In addition, "although the record demonstrates that such interference allegations are without merit, in the interest of moving forward, Globalstar asks the Commission to adopt rules expeditiously for low-power terrestrial operations at 2483.5-2495 MHz,” the company said in the 7-page filing.

A company spokeswoman told FierceWirelessTech that the company had no further comment. The company said in the filing that it plans to use its 11.5 MHz of  licensed spectrum at 2483.5-2495 MHz for low-power operations that support traditional mobile broadband services, including a variety of voice, data and text applications.

“We are still evaluating whether Globalstar’s new proposal resolves our interference concerns or raises new ones,” said Mark Powell, executive director, Bluetooth SIG, in a statement to FierceWirelessTech today. “The new Globalstar proposal also appears to not require any special rules just for Globalstar regarding their use of the ISM spectrum, in which case our fairness concerns will be addressed.”

The NPRM was created in 2013 and Globalstar spent considerable time since then trying to prove that its proposal would not interfere with Bluetooth or Wi-Fi but would benefit schools and libraries by relieving Wi-Fi congestion.
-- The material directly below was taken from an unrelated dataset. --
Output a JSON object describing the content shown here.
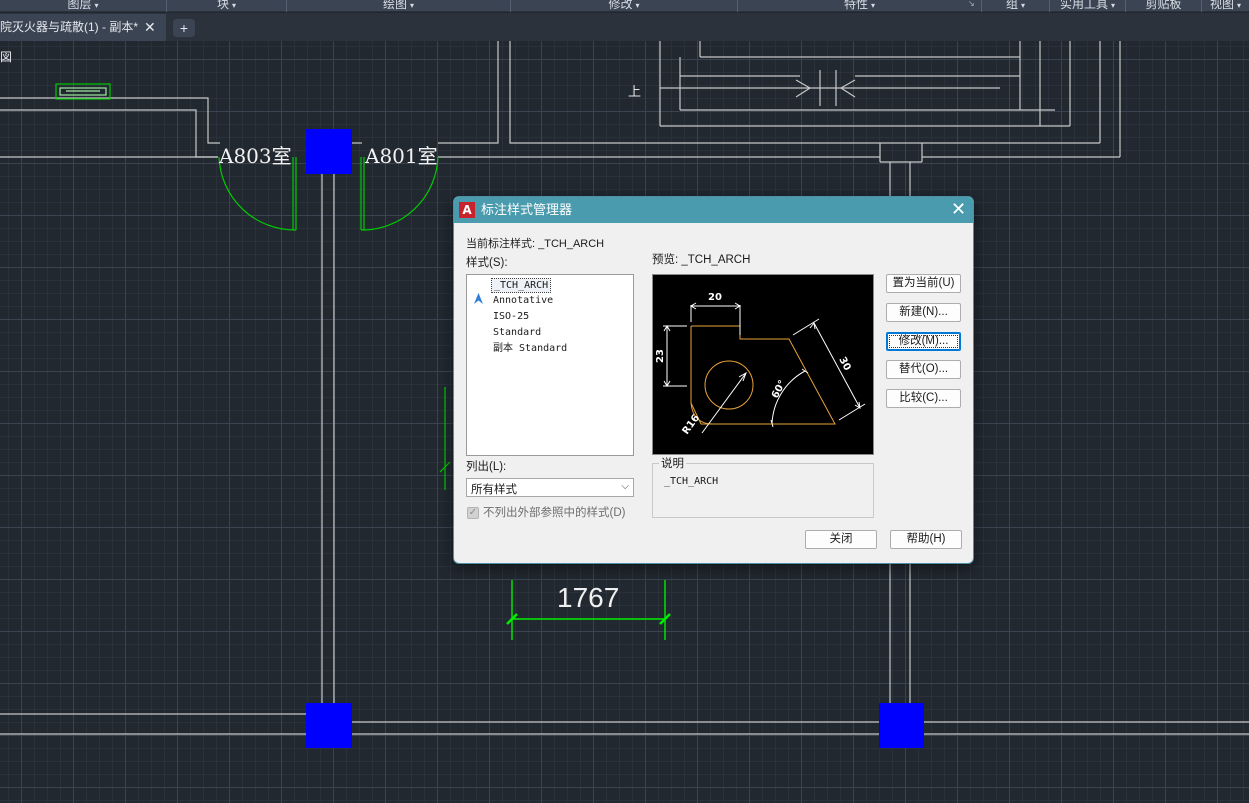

Just last month, Globalstar submitted a lengthy response to Microsoft’s claims that Globalstar’s proposed use of the Terrestrial Low Power Service (TLPS) at 2473-2495 MHz would have a detrimental impact on Xbox 360S game systems.

RELATED: FCC circulates order on Globalstar's TLPS proposal

In May, the FCC informed Globalstar that an order on its proposal had been circulated and was pending action by the full commission. The company had the support of FCC Chairman Tom Wheeler, but as recently as last month, Republican Commissioner Michael O’Rielly said he was still undecided.

RELATED: Globalstar TLPS proposal still in limbo at FCC

Globalstar now believes its plan should go ahead without opposition. “Nearly every opponent of the Commission’s NPRM focused on Globalstar’s low power terrestrial operations in the unlicensed 10.5 megahertz of Channel 14 (2473-2483.5 MHz),” the company said in its Nov. 9 filing. “Globalstar’s revised proposal addresses those objections by narrowing the relief it seeks to its own licensed spectrum … with Globalstar’s low-power terrestrial operations entirely in its licensed MSS spectrum at 2483.5-2495 MHz, opponents clearly cannot assert that Globalstar would have ‘preferential’ access to unlicensed ISM spectrum.”